This controversy accelerated because, as Lippmann had predicted, international crises increasingly moved to peripheral regions of the globe, where the moral issues were confused and direct threats to American security were difficult to demonstrate. America found itself drawn into wars in areas not protected by alliances and on behalf of ambiguous causes and inconclusive outcomes. From Korea to Vietnam, these enterprises kept alive the radical critique, which continued to question the moral validity of containment. Thus surfaced a new variant of American exceptionalism. With all of its imperfections, the America of the nineteenth century had thought of itself as the beacon of liberty; in the 1960s and 1970s, the torch was said to be flickering and would need to be relit before America could return to its historical role as an inspiration to the cause of freedom. The debate over containment turned into a struggle for the very soul of America. As early as 1957, even George Kennan had come to reinterpret containment in this light when he wrote: "To my own countrymen who have often asked me where best to apply the hand to counter the Soviet threat, I have accordingly had to reply: to our American failings, to the things we are ashamed of in our own eyes, or that worry us; to the racial problem, to the conditions in our big cities, to the education and environment of our young people, to the growing gap between specialized knowledge and popular understanding."
A country that demands moral perfection in its foreign policy will achieve neither perfection nor security.
A decade earlier, before he had become disillusioned by what he considered the militarization of his invention, George Kennan would have recognized that no such choice existed. A country that demands moral perfection of itself as a test of its foreign policy will achieve neither perfection nor security. It was a measure of Kennan’s achievement that, by 1957, the free world’s parapets had been manned, his own views having made a decisive contribution to this effort. The parapets were in fact being manned so effectively that America permitted itself to indulge in a hefty dose of self-criticism.
Containment was an extraordinary theory—at once hardheaded and idealistic, profound in its assessment of Soviet motivations yet curiously abstract in its prescriptions. Thoroughly American in its utopianism, it assumed that the collapse of a totalitarian adversary could be achieved in an essentially benign way. Although this doctrine was formulated at the height of America’s absolute power, it preached America’s relative weakness. Postulating a grand diplomatic encounter at the moment of its culmination, containment allowed no role for diplomacy until the climactic final scene in which the men in the white hats accepted the conversion of the men in the black hats.
With all of these qualifications, containment was a doctrine that saw America through more than four decades of construction, struggle and, ultimately, triumph. The victim of its ambiguities turned out to be not the peoples America had set out to defend—on the whole successfully—but the American conscience.

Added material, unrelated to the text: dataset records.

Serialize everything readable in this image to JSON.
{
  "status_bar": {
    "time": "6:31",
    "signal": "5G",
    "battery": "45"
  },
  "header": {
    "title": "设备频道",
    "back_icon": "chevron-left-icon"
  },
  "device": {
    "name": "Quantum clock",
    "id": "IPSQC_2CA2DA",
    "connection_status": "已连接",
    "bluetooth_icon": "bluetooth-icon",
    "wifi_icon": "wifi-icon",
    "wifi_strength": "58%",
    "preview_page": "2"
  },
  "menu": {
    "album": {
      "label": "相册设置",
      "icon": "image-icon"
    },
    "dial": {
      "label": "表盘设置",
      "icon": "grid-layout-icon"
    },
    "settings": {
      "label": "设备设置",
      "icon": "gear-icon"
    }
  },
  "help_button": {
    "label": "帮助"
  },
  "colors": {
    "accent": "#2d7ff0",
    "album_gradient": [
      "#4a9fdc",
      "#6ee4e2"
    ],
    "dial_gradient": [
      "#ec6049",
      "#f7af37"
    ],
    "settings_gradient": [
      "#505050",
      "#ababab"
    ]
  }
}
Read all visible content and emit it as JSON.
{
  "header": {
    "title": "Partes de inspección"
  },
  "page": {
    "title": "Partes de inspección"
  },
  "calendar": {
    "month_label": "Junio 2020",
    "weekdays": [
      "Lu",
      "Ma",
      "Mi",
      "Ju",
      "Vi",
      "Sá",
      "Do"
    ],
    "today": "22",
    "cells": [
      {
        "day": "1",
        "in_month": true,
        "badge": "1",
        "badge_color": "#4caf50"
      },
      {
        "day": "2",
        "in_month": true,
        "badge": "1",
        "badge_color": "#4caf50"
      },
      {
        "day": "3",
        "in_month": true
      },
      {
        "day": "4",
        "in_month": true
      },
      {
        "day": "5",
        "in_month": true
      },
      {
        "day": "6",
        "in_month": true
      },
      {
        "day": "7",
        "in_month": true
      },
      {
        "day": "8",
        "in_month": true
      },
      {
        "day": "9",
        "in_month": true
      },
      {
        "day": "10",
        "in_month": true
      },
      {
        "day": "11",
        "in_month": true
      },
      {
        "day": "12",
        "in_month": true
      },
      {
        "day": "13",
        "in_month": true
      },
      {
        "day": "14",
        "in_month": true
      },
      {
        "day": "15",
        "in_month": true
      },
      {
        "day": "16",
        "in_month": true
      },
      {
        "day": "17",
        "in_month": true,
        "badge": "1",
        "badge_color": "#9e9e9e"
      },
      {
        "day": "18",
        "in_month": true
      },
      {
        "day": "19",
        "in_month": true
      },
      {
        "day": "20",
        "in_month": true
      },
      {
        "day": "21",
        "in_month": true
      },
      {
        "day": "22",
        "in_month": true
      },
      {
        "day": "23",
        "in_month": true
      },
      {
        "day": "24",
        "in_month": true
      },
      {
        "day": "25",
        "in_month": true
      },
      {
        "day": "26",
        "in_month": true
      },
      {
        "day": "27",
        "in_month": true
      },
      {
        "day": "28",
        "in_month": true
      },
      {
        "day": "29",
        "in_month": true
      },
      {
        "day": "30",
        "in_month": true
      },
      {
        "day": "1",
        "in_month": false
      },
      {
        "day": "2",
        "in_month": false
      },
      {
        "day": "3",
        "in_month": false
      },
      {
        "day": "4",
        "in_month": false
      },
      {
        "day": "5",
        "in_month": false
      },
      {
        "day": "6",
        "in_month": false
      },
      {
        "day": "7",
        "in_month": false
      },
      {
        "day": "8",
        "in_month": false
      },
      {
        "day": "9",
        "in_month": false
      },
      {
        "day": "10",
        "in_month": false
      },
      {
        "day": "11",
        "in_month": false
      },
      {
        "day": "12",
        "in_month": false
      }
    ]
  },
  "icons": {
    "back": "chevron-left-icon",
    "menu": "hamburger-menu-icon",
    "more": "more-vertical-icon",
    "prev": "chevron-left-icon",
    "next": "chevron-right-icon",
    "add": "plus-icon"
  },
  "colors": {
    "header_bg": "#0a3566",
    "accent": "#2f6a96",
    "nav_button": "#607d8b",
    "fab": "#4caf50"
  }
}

Tormenting itself in its traditional quest for moral perfection, America would emerge, after more than a generation of struggle, lacerated by its exertions and controversies, yet having achieved almost everything it had set out to do.